“We will now be looking beyond the announcements to see what the implications could be for Hampshire. The County Council has been preparing for a reduction in public spending and started work some time ago on a programme of work that will see the way the County Council operates and the services it delivers transformed to ensure that our spending is reduced in a way that is sustainable and avoids indiscriminate cuts. We have a good track record on making efficiencies and we are building on this with our cost reduction programme and by seeking new opportunities to raise income.

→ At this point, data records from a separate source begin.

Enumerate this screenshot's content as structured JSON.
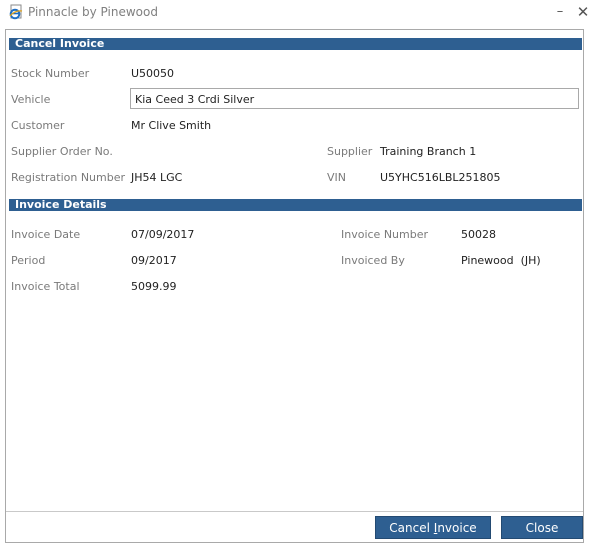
{
  "window": {
    "title": "Pinnacle by Pinewood",
    "minimize_glyph": "–",
    "close_glyph": "✕",
    "icon": "browser-app-icon"
  },
  "cancel_invoice": {
    "header": "Cancel Invoice",
    "stock_number_label": "Stock Number",
    "stock_number": "U50050",
    "vehicle_label": "Vehicle",
    "vehicle": "Kia Ceed 3 Crdi Silver",
    "customer_label": "Customer",
    "customer": "Mr Clive Smith",
    "supplier_order_label": "Supplier Order No.",
    "supplier_order": "",
    "supplier_label": "Supplier",
    "supplier": "Training Branch 1",
    "registration_label": "Registration Number",
    "registration": "JH54 LGC",
    "vin_label": "VIN",
    "vin": "U5YHC516LBL251805"
  },
  "invoice_details": {
    "header": "Invoice Details",
    "invoice_date_label": "Invoice Date",
    "invoice_date": "07/09/2017",
    "invoice_number_label": "Invoice Number",
    "invoice_number": "50028",
    "period_label": "Period",
    "period": "09/2017",
    "invoiced_by_label": "Invoiced By",
    "invoiced_by": "Pinewood  (JH)",
    "invoice_total_label": "Invoice Total",
    "invoice_total": "5099.99"
  },
  "buttons": {
    "cancel_invoice_prefix": "Cancel ",
    "cancel_invoice_accel": "I",
    "cancel_invoice_suffix": "nvoice",
    "close": "Close"
  },
  "colors": {
    "section_header": "#2e5f91",
    "button": "#2e5f91",
    "label": "#7a7a7a"
  }
}
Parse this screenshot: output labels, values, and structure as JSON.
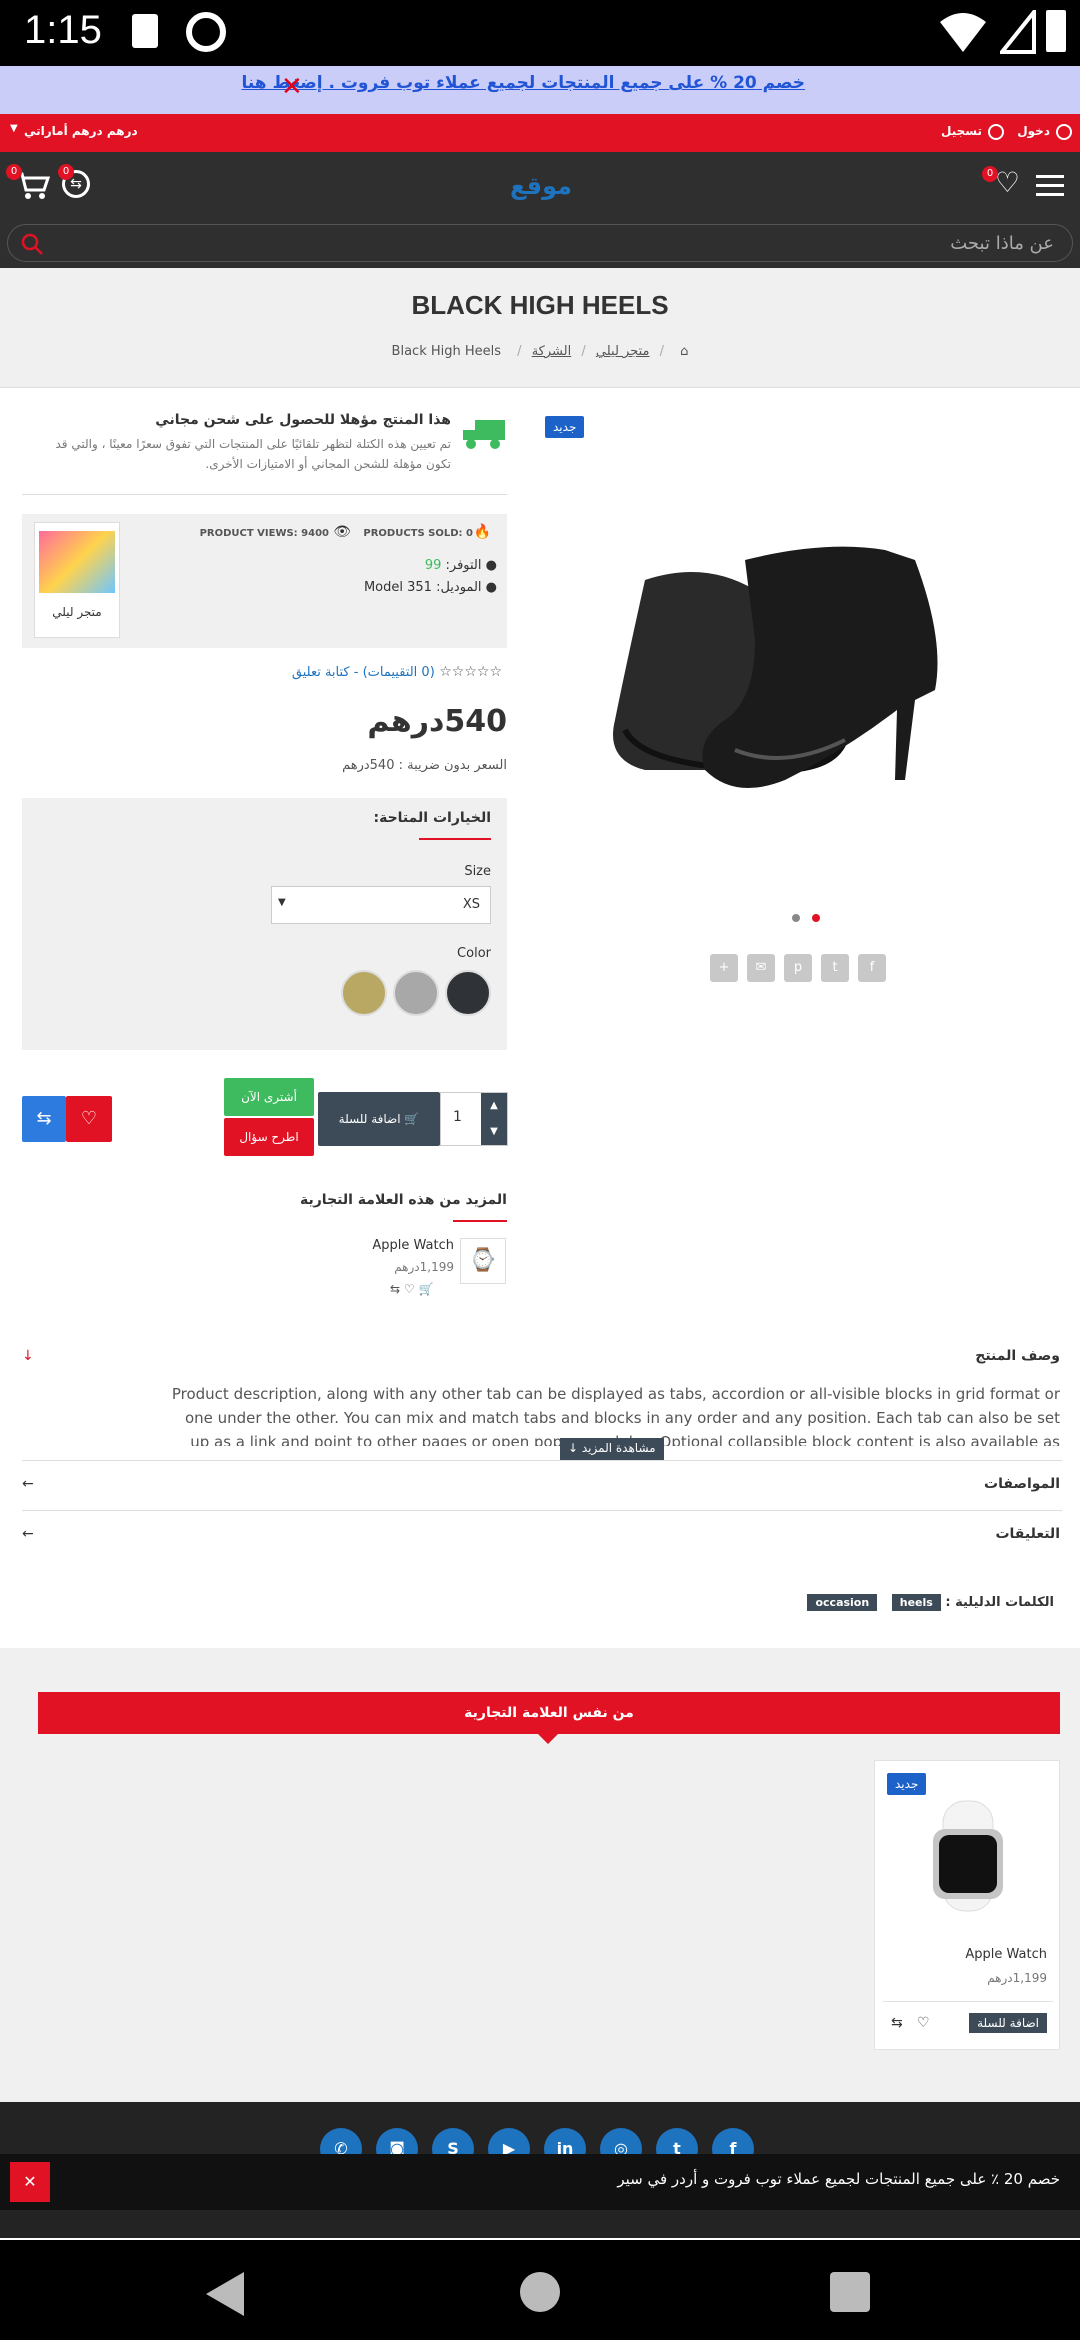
{
  "status_bar": {
    "time": "1:15"
  },
  "promo_bar": {
    "text": "خصم 20 % على جميع المنتجات لجميع عملاء توب فروت . إضغط هنا"
  },
  "top_bar": {
    "login": "دخول",
    "register": "تسجيل",
    "currency": "درهم درهم أماراتي"
  },
  "header": {
    "logo_text": "موقع",
    "wishlist_count": "0",
    "cart_count": "0",
    "compare_count": "0"
  },
  "search": {
    "placeholder": "عن ماذا تبحث"
  },
  "page": {
    "title": "BLACK HIGH HEELS"
  },
  "breadcrumb": {
    "items": [
      "الشركة",
      "متجر ليلي",
      "Black High Heels"
    ]
  },
  "product": {
    "badge_new": "جديد",
    "shipping_title": "هذا المنتج مؤهلا للحصول على شحن مجاني",
    "shipping_desc": "تم تعيين هذه الكتلة لتظهر تلقائيًا على المنتجات التي تفوق سعرًا معينًا ، والتي قد تكون مؤهلة للشحن المجاني أو الامتيازات الأخرى.",
    "products_sold": "PRODUCTS SOLD: 0",
    "product_views": "PRODUCT VIEWS: 9400",
    "availability_label": "التوفر:",
    "availability_value": "99",
    "model_label": "الموديل:",
    "model_value": "Model 351",
    "store_name": "متجر ليلي",
    "reviews": "(0 التقييمات) - كتابة تعليق",
    "price": "540درهم",
    "price_ex_tax": "السعر بدون ضريبة : 540درهم",
    "options_title": "الخيارات المتاحة:",
    "size_label": "Size",
    "size_value": "XS",
    "color_label": "Color",
    "color_swatches": [
      "#b9a764",
      "#a8a8a8",
      "#2f3237"
    ],
    "quantity": "1",
    "add_to_cart": "اضافة للسلة",
    "buy_now": "أشترى الآن",
    "ask_question": "اطرح سؤال",
    "more_brand_title": "المزيد من هذه العلامة التجارية",
    "related": {
      "name": "Apple Watch",
      "price": "1,199درهم"
    }
  },
  "tabs": {
    "description_title": "وصف المنتج",
    "description_text": "Product description, along with any other tab can be displayed as tabs, accordion or all-visible blocks in grid format or one under the other.  You can mix and match tabs and blocks in any order and any position. Each tab can also be set up as a link and point to other pages or open popup modules. Optional collapsible block content is also available as an option for",
    "see_more": "مشاهدة المزيد",
    "specs_title": "المواصفات",
    "comments_title": "التعليقات",
    "tags_label": "الكلمات الدليلية :",
    "tags": [
      "heels",
      "occasion"
    ]
  },
  "same_brand": {
    "title": "من نفس العلامة التجارية",
    "card": {
      "badge": "جديد",
      "name": "Apple Watch",
      "price": "1,199درهم",
      "add_to_cart": "اضافة للسلة"
    }
  },
  "cookie_bar": {
    "text": "خصم 20 ٪ على جميع المنتجات لجميع عملاء توب فروت و أردر في سير"
  },
  "colors": {
    "accent_red": "#e01224",
    "header_dark": "#2f2f2f",
    "blue": "#1d62c9",
    "green": "#3dbb5e"
  }
}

“We have vital responsibilities to our communities and by taking a long term view, we aim to reduce the impact on frontline services at the point of delivery as far as possible. Realistically though, even with the efficiencies we have made there will be tough decisions ahead and we will be involving the public in that debate from November. We will have choices to make on which services might need to be reduced and those we can no longer justify in these economic times. We will also continue to look for partners to share service provision with and we may not provide some services ourselves in the future.
“With staffing costs making up 51% of the County Council’s budget it is inevitable that we will see reductions in our workforce across all levels. We have introduced a number of measures that we hope will reduce the need for redundancies, including a recruitment freeze and a redeployment programme and a cut in senior management costs as well as potential department restructuring.
“The outcome of today’s Spending Review gives us a better steer on the scale of the savings that need to be delivered, but we will not have exact figures until we receive details of the County Council’s settlement in December and our review work is complete.
“Together with other Leaders I will be meeting Eric Pickles on Friday (22 Oct) for a discussion, and I imagine that he will be asking Leaders of local government how they intend delivering the Government cuts and how they will deal with the pressures of demographic growth and a council tax freeze.”
The next Cabinet meeting on 25 October we will receive a briefing on the outcome of the Comprehensive Spending Review and a further update on how our cost reduction programme is progressing, including the impact of the recruitment freeze so far."
Wokingham Borough Council
We don't yet know how the comprehensive spending review precisely affects WBC. It is important to know that less than 20% of our revenue comes from Whitehall.
For some time now, the council has been preparing for significant reductions in funding with our Transformation programme, which includes reshaping our services, seeking efficiencies, focussing on prevention and targeting our services to those most in need. Our Transformation programme is on track and WBC is well placed to meet future challenges.
Basingstoke and Deane Borough Council
Cabinet member for Finance and Property Cllr James Lewin said:
“Public sector funding is going to be reduced year-on-year. We'll have to take some tough decisions about what we spend money on and have to find better ways of providing the important public services we all need.
“What we have done already has put us in a strong position for the coming years. Next year we are able to avoid any major reductions to services and also to avoid any reduction in grant funding for those organisations that run services on our behalf this year. We will then work with those who help us to provide services to our communities to look at economies they can make to cope with reduced funding available in future years.
“This challenge involves the council, working closely with partners to look at how services could be delivered differently and more cost effectively. We will act in the best interest of our residents. Times will be tough, but we're committed to lead the borough into a prosperous future, where individuals, families and businesses can thrive. That’s why we are investing resources in projects that will bring jobs and future prosperity, for example the regeneration of Basing View and The Malls.”